Non-Small Cell Lung Cancer Treatment (PDQ®): Treatment - Health Professional Information [NCI] - Limited-Stage Small Cell Lung Cancer Treatment
Standard Treatment Options for Patients With Limited-Stage Small Cell Lung Cancer (SCLC)Standard treatment options for patients with limited-stage SCLC include the following:Chemotherapy and radiation therapy.Combination chemotherapy alone.Surgery followed by chemotherapy or chemoradiotherapy.Prophylactic cranial irradiation.Chemotherapy and radiation therapyCombined-modality treatment with etoposide and cisplatin with thoracic radiation therapy (TRT) is the most widely used treatment for patients with limited-stage disease (LD) SCLC.Evidence (combined modality treatment):Survival. The following results have been reported in clinical trials:Mature results of prospective randomized trials suggest that combined-modality therapy produces a modest but significant improvement in survival of 5% at 3 years compared with chemotherapy alone.[1,2,3][Level of evidence: 1iiA]Clinical trials have consistently achieved median survivals of 18 to 24 months and 40% to 50% 2-year survival

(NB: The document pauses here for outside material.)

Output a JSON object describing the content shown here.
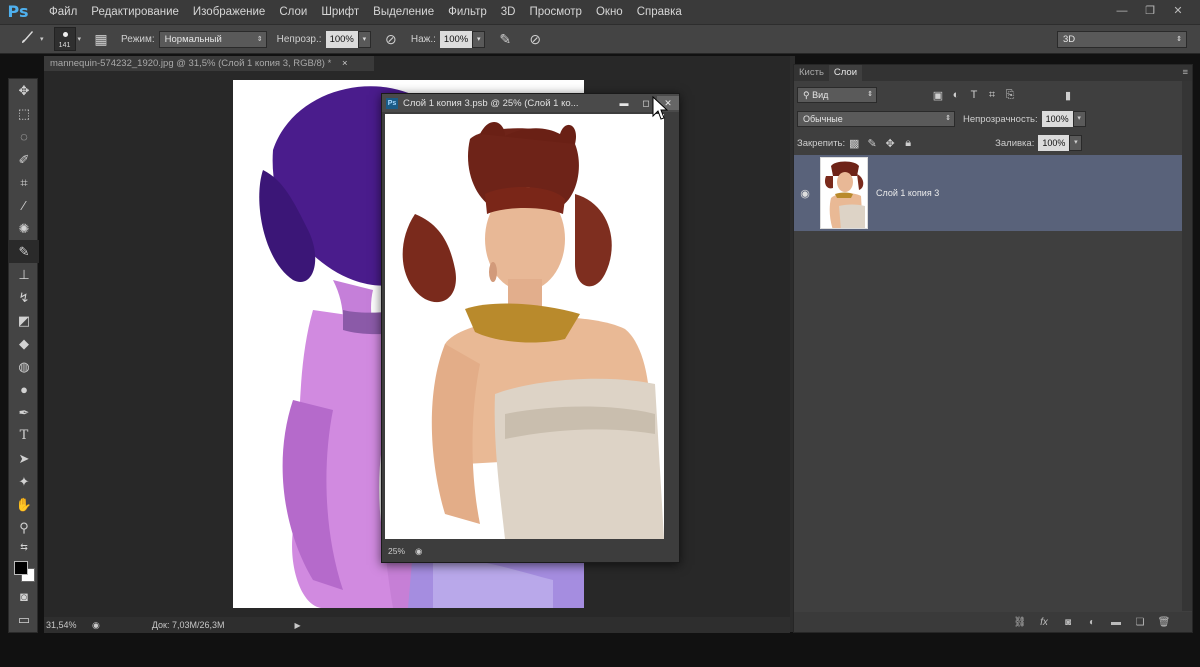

Malignant Mesothelioma Treatment (PDQ®): Treatment - Health Professional Information [NCI] - Stages IA and IB NSCLC Treatment
Standard Treatment Options for Stages IA and IB NSCLCStandard treatment options for stage IA NSCLC and IB NSCLC include the following:Surgery.Radiation therapy.Chemotherapy and radiation therapy have not been shown to improve outcomes in stage I NSCLC that has been completely resected.SurgerySurgery is the treatment of choice for patients with stage I NSCLC. A lobectomy or segmental, wedge, or sleeve resection may be performed as appropriate. Patients with impaired pulmonary function are candidates for segmental or wedge resection of the primary tumor. Careful preoperative assessment of the patient's overall medical condition, especially the patient's pulmonary reserve, is critical in considering the benefits of surgery. The immediate postoperative mortality rate is age related, but a 3% to 5% mortality rate with lobectomy can be expected.Evidence (surgery):The Lung Cancer Study Group conducted a randomized study (LCSG-821) that compared lobectomy